(Beginning of DATASET EXTRACT)

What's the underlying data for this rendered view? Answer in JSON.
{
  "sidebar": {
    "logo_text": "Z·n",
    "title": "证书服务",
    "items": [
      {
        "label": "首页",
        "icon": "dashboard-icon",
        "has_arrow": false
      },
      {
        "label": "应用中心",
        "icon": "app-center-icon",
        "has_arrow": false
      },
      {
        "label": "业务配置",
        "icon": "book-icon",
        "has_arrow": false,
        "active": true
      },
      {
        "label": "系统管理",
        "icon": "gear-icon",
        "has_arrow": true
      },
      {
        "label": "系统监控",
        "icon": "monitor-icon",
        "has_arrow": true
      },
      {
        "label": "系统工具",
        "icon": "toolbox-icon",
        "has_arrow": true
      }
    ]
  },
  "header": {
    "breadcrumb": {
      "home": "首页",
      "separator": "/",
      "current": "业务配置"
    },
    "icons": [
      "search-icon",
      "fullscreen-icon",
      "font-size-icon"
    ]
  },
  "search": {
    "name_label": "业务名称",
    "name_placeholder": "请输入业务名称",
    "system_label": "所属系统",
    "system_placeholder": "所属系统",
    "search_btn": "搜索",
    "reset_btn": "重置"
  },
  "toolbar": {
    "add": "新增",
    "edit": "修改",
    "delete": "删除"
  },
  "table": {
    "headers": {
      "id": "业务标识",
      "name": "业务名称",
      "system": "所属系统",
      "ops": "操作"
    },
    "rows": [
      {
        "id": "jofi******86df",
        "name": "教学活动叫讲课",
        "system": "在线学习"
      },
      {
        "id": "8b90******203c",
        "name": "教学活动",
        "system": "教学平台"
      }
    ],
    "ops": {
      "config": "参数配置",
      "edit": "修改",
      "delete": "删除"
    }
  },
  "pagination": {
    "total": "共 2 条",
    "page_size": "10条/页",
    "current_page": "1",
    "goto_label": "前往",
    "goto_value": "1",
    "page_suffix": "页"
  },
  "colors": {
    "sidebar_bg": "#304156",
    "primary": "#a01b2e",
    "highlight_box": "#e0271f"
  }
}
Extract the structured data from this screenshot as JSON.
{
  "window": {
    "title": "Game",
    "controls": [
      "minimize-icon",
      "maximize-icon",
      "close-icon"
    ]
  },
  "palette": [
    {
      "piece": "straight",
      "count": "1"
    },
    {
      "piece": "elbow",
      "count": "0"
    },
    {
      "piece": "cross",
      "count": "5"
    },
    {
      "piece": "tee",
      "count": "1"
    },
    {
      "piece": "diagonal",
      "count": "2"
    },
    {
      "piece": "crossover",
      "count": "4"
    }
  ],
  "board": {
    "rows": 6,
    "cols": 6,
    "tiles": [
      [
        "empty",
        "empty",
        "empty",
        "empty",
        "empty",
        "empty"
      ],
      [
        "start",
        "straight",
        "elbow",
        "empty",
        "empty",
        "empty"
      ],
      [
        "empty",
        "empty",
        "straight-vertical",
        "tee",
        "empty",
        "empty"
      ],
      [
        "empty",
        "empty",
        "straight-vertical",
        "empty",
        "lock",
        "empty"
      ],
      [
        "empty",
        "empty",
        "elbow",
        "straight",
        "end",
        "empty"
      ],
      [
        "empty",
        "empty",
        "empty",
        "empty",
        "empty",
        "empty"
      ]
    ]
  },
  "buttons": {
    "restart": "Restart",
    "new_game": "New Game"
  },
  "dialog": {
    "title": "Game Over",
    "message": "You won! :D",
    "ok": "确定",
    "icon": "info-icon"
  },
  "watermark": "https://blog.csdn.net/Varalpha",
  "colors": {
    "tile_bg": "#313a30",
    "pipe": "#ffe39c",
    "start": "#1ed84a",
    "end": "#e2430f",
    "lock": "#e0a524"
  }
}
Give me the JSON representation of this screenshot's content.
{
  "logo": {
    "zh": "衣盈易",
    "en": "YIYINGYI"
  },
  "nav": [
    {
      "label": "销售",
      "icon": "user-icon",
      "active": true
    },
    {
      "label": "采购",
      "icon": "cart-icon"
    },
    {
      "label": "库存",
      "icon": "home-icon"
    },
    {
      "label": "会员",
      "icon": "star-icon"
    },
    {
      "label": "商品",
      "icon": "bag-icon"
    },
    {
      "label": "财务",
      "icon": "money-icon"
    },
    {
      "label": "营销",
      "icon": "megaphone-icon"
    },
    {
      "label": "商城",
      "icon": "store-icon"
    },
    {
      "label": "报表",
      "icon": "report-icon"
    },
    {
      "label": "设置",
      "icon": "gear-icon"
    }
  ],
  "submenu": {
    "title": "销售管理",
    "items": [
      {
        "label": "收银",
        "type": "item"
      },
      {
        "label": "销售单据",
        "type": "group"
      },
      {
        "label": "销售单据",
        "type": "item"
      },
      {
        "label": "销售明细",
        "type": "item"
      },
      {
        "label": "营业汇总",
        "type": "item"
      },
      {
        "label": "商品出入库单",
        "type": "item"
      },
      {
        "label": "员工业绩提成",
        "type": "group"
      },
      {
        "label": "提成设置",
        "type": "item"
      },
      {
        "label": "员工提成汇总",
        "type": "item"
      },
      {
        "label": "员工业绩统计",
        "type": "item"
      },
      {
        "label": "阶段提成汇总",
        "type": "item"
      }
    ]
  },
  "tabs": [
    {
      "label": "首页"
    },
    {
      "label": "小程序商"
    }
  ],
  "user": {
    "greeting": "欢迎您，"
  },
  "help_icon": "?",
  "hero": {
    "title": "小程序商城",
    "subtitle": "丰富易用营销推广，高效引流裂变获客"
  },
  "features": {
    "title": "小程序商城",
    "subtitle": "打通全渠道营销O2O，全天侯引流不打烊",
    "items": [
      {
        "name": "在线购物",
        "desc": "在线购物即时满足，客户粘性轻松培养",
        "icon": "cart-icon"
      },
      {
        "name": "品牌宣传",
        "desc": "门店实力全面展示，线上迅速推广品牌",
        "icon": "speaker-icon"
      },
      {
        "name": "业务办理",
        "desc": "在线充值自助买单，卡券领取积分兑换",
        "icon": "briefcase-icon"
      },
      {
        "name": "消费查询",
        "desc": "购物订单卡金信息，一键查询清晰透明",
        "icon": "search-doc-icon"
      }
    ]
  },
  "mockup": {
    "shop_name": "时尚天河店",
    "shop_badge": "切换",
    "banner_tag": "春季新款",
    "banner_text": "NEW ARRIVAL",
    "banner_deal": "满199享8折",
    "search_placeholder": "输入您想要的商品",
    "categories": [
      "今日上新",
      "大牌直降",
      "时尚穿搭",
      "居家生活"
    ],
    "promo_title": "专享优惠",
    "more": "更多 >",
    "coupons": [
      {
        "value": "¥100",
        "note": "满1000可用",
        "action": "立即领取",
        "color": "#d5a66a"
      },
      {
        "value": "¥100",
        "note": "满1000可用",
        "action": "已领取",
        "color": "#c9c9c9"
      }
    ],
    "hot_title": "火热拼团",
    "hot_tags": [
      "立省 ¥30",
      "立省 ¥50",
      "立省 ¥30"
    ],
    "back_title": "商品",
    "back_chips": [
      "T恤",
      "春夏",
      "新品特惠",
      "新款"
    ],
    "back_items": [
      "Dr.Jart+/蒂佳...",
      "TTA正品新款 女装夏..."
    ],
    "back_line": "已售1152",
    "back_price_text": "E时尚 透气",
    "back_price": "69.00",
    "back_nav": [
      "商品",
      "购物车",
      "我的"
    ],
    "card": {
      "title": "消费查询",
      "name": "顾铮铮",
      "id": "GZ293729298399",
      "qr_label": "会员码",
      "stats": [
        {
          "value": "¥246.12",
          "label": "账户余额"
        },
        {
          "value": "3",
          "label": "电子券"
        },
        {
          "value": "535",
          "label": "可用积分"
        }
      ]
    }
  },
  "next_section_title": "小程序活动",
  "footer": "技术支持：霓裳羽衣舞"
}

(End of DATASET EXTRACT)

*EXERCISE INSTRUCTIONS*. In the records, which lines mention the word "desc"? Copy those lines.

*RESULT OF THE TASK*.
        "desc": "在线购物即时满足，客户粘性轻松培养",
        "desc": "门店实力全面展示，线上迅速推广品牌",
        "desc": "在线充值自助买单，卡券领取积分兑换",
        "desc": "购物订单卡金信息，一键查询清晰透明",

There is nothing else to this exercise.